PROBLEM DESCRIPTION: Line by line, please look for the word "icon" in the following records, then copy each line you find it in.

§ §

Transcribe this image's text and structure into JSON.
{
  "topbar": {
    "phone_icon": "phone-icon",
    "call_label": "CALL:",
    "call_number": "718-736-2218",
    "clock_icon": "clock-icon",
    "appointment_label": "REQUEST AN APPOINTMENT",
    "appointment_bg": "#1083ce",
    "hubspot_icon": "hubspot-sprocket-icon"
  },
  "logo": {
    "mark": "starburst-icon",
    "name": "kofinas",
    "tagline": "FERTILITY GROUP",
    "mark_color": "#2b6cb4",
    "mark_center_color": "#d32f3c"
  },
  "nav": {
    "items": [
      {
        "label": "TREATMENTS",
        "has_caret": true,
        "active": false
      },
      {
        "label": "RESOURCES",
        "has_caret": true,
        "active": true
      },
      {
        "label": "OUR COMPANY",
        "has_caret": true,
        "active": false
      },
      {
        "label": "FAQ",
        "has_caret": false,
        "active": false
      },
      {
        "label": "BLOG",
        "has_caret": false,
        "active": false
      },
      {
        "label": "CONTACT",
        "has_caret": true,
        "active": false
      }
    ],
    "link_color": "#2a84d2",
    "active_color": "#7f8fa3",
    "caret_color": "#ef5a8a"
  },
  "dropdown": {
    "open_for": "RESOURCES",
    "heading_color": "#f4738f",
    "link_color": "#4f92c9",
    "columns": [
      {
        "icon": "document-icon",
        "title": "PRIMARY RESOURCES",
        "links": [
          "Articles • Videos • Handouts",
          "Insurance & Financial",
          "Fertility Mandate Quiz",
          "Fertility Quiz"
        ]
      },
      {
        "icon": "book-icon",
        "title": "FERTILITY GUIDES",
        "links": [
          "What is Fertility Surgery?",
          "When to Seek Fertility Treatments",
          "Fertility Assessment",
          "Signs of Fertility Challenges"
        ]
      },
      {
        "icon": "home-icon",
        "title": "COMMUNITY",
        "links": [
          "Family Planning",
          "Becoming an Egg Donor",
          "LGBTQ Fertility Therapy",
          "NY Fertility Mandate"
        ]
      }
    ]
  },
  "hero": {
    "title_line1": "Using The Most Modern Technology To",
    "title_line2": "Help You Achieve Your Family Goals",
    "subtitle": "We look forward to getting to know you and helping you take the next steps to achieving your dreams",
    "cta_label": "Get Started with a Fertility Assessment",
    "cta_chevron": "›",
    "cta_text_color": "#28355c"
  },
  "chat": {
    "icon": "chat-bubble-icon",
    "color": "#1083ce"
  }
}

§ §

OUTPUT:
    "phone_icon": "phone-icon",
    "clock_icon": "clock-icon",
    "hubspot_icon": "hubspot-sprocket-icon"
    "mark": "starburst-icon",
        "icon": "document-icon",
        "icon": "book-icon",
        "icon": "home-icon",
    "icon": "chat-bubble-icon",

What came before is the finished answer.